Instructions for the task:
This exercise asks for the whole listing to be restated exactly.

/---

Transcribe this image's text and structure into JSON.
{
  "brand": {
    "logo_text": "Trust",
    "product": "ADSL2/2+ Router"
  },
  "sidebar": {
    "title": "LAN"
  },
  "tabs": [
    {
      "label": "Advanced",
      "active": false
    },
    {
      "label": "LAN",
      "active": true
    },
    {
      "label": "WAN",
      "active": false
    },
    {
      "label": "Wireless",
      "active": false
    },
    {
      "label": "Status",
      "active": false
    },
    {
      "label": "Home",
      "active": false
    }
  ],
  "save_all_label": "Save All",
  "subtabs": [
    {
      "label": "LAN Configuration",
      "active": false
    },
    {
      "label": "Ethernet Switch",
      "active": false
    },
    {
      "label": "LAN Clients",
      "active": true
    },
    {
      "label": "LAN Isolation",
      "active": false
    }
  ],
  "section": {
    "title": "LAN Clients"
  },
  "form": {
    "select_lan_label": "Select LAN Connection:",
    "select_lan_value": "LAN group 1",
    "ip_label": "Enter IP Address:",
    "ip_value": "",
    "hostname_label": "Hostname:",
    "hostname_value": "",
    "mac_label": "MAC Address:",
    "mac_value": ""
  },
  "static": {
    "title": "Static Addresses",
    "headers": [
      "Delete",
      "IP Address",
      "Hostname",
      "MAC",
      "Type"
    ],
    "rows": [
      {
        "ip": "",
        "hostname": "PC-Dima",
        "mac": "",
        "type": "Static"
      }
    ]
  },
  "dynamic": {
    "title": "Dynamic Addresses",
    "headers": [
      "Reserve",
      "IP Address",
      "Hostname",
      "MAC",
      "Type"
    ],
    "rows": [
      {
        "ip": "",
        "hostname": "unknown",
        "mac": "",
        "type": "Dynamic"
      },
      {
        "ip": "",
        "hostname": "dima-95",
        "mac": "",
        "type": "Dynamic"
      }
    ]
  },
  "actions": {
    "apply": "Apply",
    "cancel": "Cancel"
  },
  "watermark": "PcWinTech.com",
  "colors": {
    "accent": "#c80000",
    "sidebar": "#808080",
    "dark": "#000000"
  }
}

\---

Your solution:
Transcribe this image's text and structure into JSON.
{
  "brand": {
    "logo_text": "Trust",
    "product": "ADSL2/2+ Router"
  },
  "sidebar": {
    "title": "LAN"
  },
  "tabs": [
    {
      "label": "Advanced",
      "active": false
    },
    {
      "label": "LAN",
      "active": true
    },
    {
      "label": "WAN",
      "active": false
    },
    {
      "label": "Wireless",
      "active": false
    },
    {
      "label": "Status",
      "active": false
    },
    {
      "label": "Home",
      "active": false
    }
  ],
  "save_all_label": "Save All",
  "subtabs": [
    {
      "label": "LAN Configuration",
      "active": false
    },
    {
      "label": "Ethernet Switch",
      "active": false
    },
    {
      "label": "LAN Clients",
      "active": true
    },
    {
      "label": "LAN Isolation",
      "active": false
    }
  ],
  "section": {
    "title": "LAN Clients"
  },
  "form": {
    "select_lan_label": "Select LAN Connection:",
    "select_lan_value": "LAN group 1",
    "ip_label": "Enter IP Address:",
    "ip_value": "",
    "hostname_label": "Hostname:",
    "hostname_value": "",
    "mac_label": "MAC Address:",
    "mac_value": ""
  },
  "static": {
    "title": "Static Addresses",
    "headers": [
      "Delete",
      "IP Address",
      "Hostname",
      "MAC",
      "Type"
    ],
    "rows": [
      {
        "ip": "",
        "hostname": "PC-Dima",
        "mac": "",
        "type": "Static"
      }
    ]
  },
  "dynamic": {
    "title": "Dynamic Addresses",
    "headers": [
      "Reserve",
      "IP Address",
      "Hostname",
      "MAC",
      "Type"
    ],
    "rows": [
      {
        "ip": "",
        "hostname": "unknown",
        "mac": "",
        "type": "Dynamic"
      },
      {
        "ip": "",
        "hostname": "dima-95",
        "mac": "",
        "type": "Dynamic"
      }
    ]
  },
  "actions": {
    "apply": "Apply",
    "cancel": "Cancel"
  },
  "watermark": "PcWinTech.com",
  "colors": {
    "accent": "#c80000",
    "sidebar": "#808080",
    "dark": "#000000"
  }
}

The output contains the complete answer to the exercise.